The essential message of Garabandal, apart from the now familiar call to penance and conversion, is respect for the Eucharist, reverence for priests and the necessity of ‘obedience to the Church,’ making this Marian visitation more than palatable to the Vatican leadership of the Church. This is in stark contrast to the ecumenical message of Medjugorje, which originated in Communist Yugoslavia in the 80’s and witnessed to the necessity for respect and tolerance between religions, particularly Islam and Christianity, some years before the outbreak of the horrific religious/ethnic wars of the 90’s.
An observation in the comments that Mary at Medjugorge appeared to be specifically including Muslims in her prayers, led to a series of later posts at gay Mystic and at Enlightened Catholicism on parallel traditions of “White Lady” apparitions and assistance in other faiths, from native Americans to Eastern religions. Does the reference in the latest message from Knock to “all” her children include non-Christians? Not too favourable to the Vatican, then. No wonder they’re upset.
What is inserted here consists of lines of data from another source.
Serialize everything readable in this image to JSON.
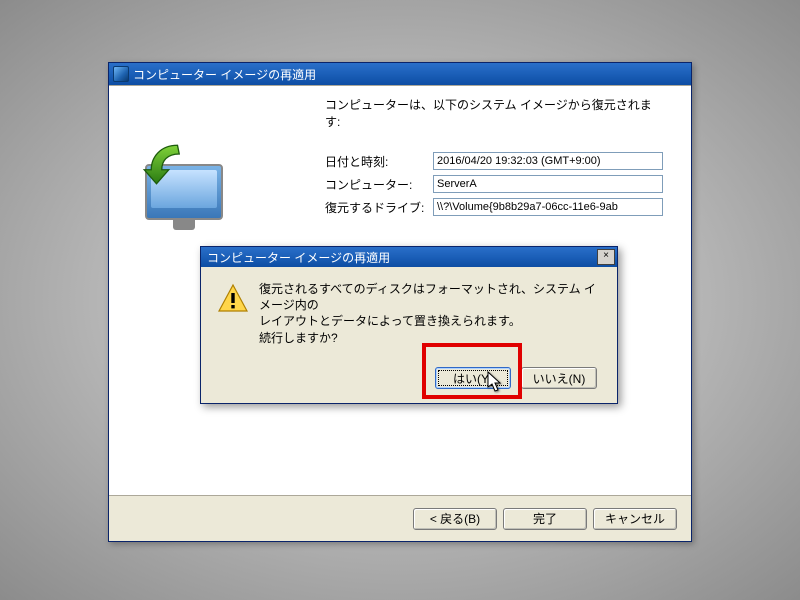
{
  "wizard": {
    "title": "コンピューター イメージの再適用",
    "intro": "コンピューターは、以下のシステム イメージから復元されます:",
    "rows": {
      "datetime_label": "日付と時刻:",
      "datetime_value": "2016/04/20 19:32:03 (GMT+9:00)",
      "computer_label": "コンピューター:",
      "computer_value": "ServerA",
      "drives_label": "復元するドライブ:",
      "drives_value": "\\\\?\\Volume{9b8b29a7-06cc-11e6-9ab"
    },
    "buttons": {
      "back": "< 戻る(B)",
      "finish": "完了",
      "cancel": "キャンセル"
    }
  },
  "dialog": {
    "title": "コンピューター イメージの再適用",
    "message_l1": "復元されるすべてのディスクはフォーマットされ、システム イメージ内の",
    "message_l2": "レイアウトとデータによって置き換えられます。",
    "message_l3": "続行しますか?",
    "yes": "はい(Y)",
    "no": "いいえ(N)",
    "close": "×"
  }
}
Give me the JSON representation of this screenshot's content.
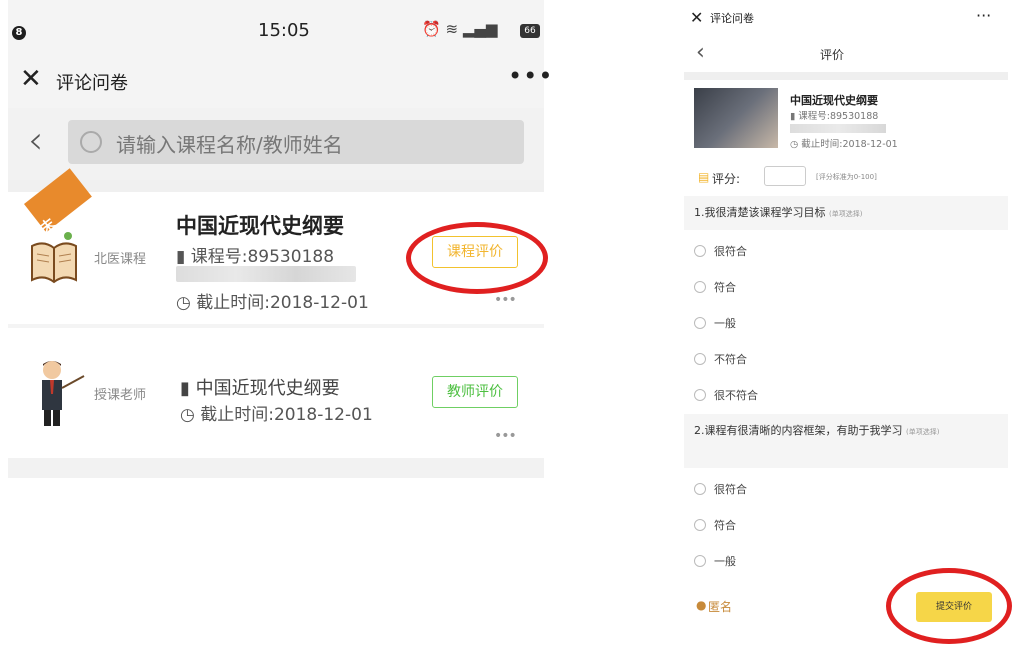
{
  "left": {
    "status": {
      "notif": "8",
      "time": "15:05",
      "battery": "66"
    },
    "header": {
      "title": "评论问卷",
      "more": "•••"
    },
    "search": {
      "placeholder": "请输入课程名称/教师姓名"
    },
    "cards": [
      {
        "ribbon": "期末",
        "tag": "北医课程",
        "title": "中国近现代史纲要",
        "course_no": "▮ 课程号:89530188",
        "deadline": "◷ 截止时间:2018-12-01",
        "button": "课程评价",
        "menu": "•••"
      },
      {
        "tag": "授课老师",
        "course_name": "▮ 中国近现代史纲要",
        "deadline": "◷ 截止时间:2018-12-01",
        "button": "教师评价",
        "menu": "•••"
      }
    ]
  },
  "right": {
    "header": {
      "title": "评论问卷",
      "more": "···"
    },
    "nav": {
      "title": "评价"
    },
    "course": {
      "title": "中国近现代史纲要",
      "course_no": "▮ 课程号:89530188",
      "deadline": "◷ 截止时间:2018-12-01"
    },
    "score": {
      "label": "评分:",
      "note": "[评分标准为0-100]"
    },
    "questions": [
      {
        "text": "1.我很清楚该课程学习目标",
        "type": "(单项选择)",
        "options": [
          "很符合",
          "符合",
          "一般",
          "不符合",
          "很不符合"
        ]
      },
      {
        "text": "2.课程有很清晰的内容框架，有助于我学习",
        "type": "(单项选择)",
        "options": [
          "很符合",
          "符合",
          "一般"
        ]
      }
    ],
    "footer": {
      "anonymous": "匿名",
      "submit": "提交评价"
    }
  },
  "colors": {
    "course_button": "#f2b52e",
    "teacher_button": "#4cbf40",
    "ribbon": "#e88a2c",
    "submit": "#f6d648",
    "annotation": "#e02020"
  }
}
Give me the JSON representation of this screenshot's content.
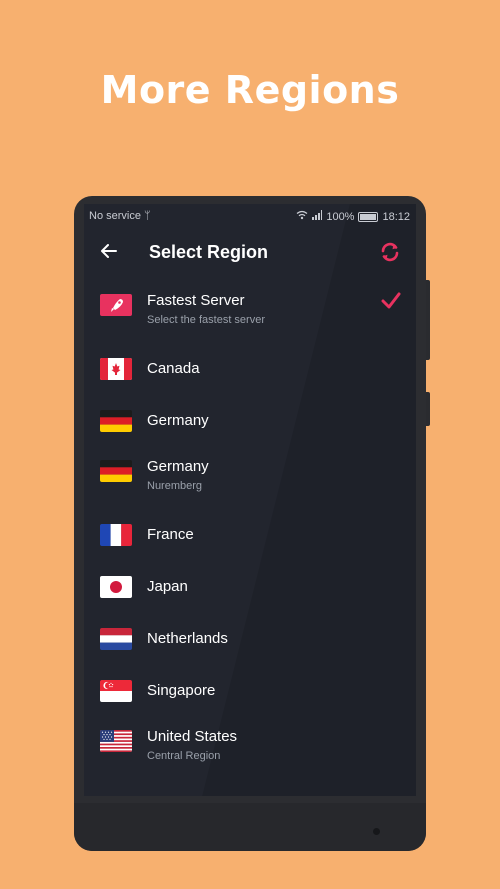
{
  "headline": "More Regions",
  "status": {
    "left": "No service",
    "battery": "100%",
    "time": "18:12"
  },
  "appbar": {
    "title": "Select Region",
    "back_icon": "arrow-left-icon",
    "refresh_icon": "refresh-icon"
  },
  "regions": [
    {
      "name": "Fastest Server",
      "subtitle": "Select the fastest server",
      "flag": "rocket",
      "selected": true
    },
    {
      "name": "Canada",
      "flag": "ca"
    },
    {
      "name": "Germany",
      "flag": "de"
    },
    {
      "name": "Germany",
      "subtitle": "Nuremberg",
      "flag": "de"
    },
    {
      "name": "France",
      "flag": "fr"
    },
    {
      "name": "Japan",
      "flag": "jp"
    },
    {
      "name": "Netherlands",
      "flag": "nl"
    },
    {
      "name": "Singapore",
      "flag": "sg"
    },
    {
      "name": "United States",
      "subtitle": "Central Region",
      "flag": "us"
    }
  ],
  "colors": {
    "background": "#F7B06F",
    "accent": "#E8325F",
    "screen": "#22252E"
  }
}
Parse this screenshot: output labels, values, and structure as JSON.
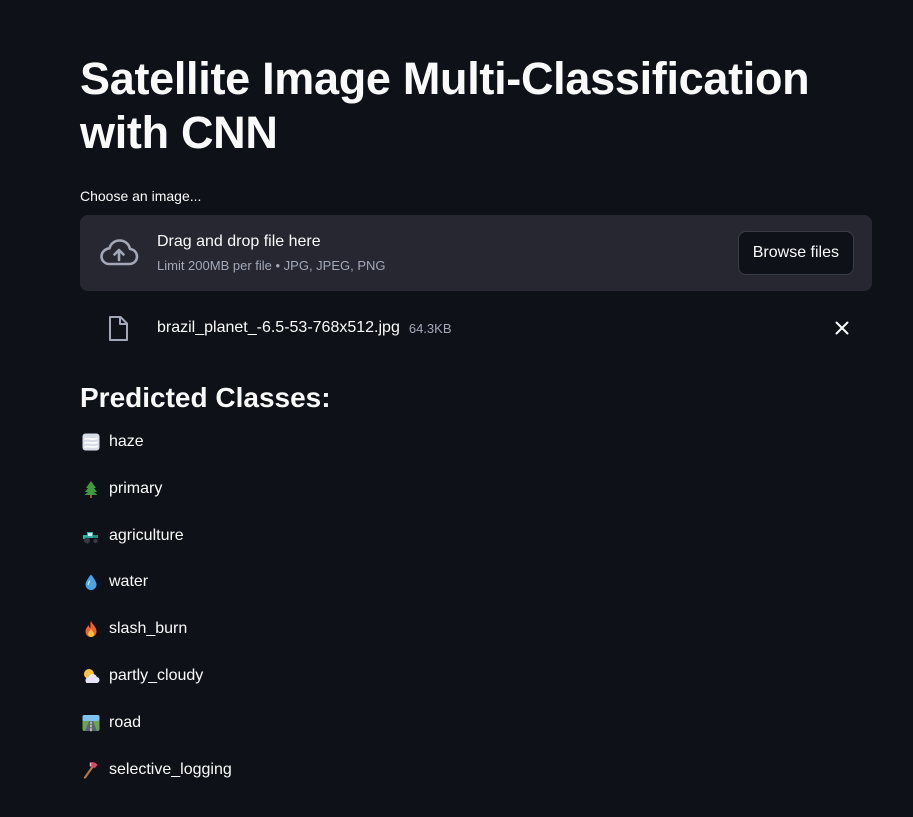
{
  "page": {
    "title": "Satellite Image Multi-Classification\nwith CNN"
  },
  "uploader": {
    "label": "Choose an image...",
    "drop_text": "Drag and drop file here",
    "limit_text": "Limit 200MB per file • JPG, JPEG, PNG",
    "browse_label": "Browse files",
    "cloud_icon": "cloud-upload-icon"
  },
  "file": {
    "name": "brazil_planet_-6.5-53-768x512.jpg",
    "size": "64.3KB",
    "icon": "file-icon",
    "remove_icon": "close-icon"
  },
  "results": {
    "heading": "Predicted Classes:",
    "classes": [
      {
        "label": "haze",
        "icon": "fog-emoji-icon"
      },
      {
        "label": "primary",
        "icon": "evergreen-tree-emoji-icon"
      },
      {
        "label": "agriculture",
        "icon": "tractor-emoji-icon"
      },
      {
        "label": "water",
        "icon": "droplet-emoji-icon"
      },
      {
        "label": "slash_burn",
        "icon": "fire-emoji-icon"
      },
      {
        "label": "partly_cloudy",
        "icon": "sun-behind-cloud-emoji-icon"
      },
      {
        "label": "road",
        "icon": "motorway-emoji-icon"
      },
      {
        "label": "selective_logging",
        "icon": "axe-emoji-icon"
      }
    ]
  },
  "colors": {
    "background": "#0e1117",
    "dropzone": "#262730",
    "text": "#fafafa",
    "muted": "#a3a8b8"
  }
}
Next, consider the timing, a few months after the publication of the Ryan report into clerical abuse of Irish children, and just ahead of a further report on the episcopal cover-up which protected the culprits for decades (this report is expected any time soon). her reproach of her priests did not single out the Irish clergy, but that is how an Irish audience will have interpreted it. Again, no wonder the clerical establishment are not impressed. All of this fits a pattern. There have been far more alleged Marian apparitions than most people realise. Many of these are patent nonsense, others are less easily dismissed. Very few are endorsed by the establishment – for them, the problem is simple. Claims of visionary experience suggest a direct approach to the divine which bypasses the clergy as necessary intermediaries. This is why those few examples that have achieved endorsement are either under some form of clerical control, or urge faithful obedience to the church authorities, or both. Many examples though, after first meeting fierce resistance, have later been embraced by the authorities.
The Vatican’s statement on the dangers of Halloween, the African Bishops statement on Traditional African Religions, the denouncement of Medjugorge and the latest Irish upheaval around the Marian Shrine at Knox all speak to the threat that these interactions are to institutional authority.
There is a legitimate issue concerning private revelation about discernment and certainly with the motivation of the visionary, but there is also this issue of these revelations as outside the control of the hierarchy.
-Colleeen Kochivar-Baker, Enlightened Catholicism, writing on All Saints Day
One famous example of great significance for the LGBT community, is Joan of Arc: visionary, military hero, alleged heretic, martyr and canonized saint. More on her later.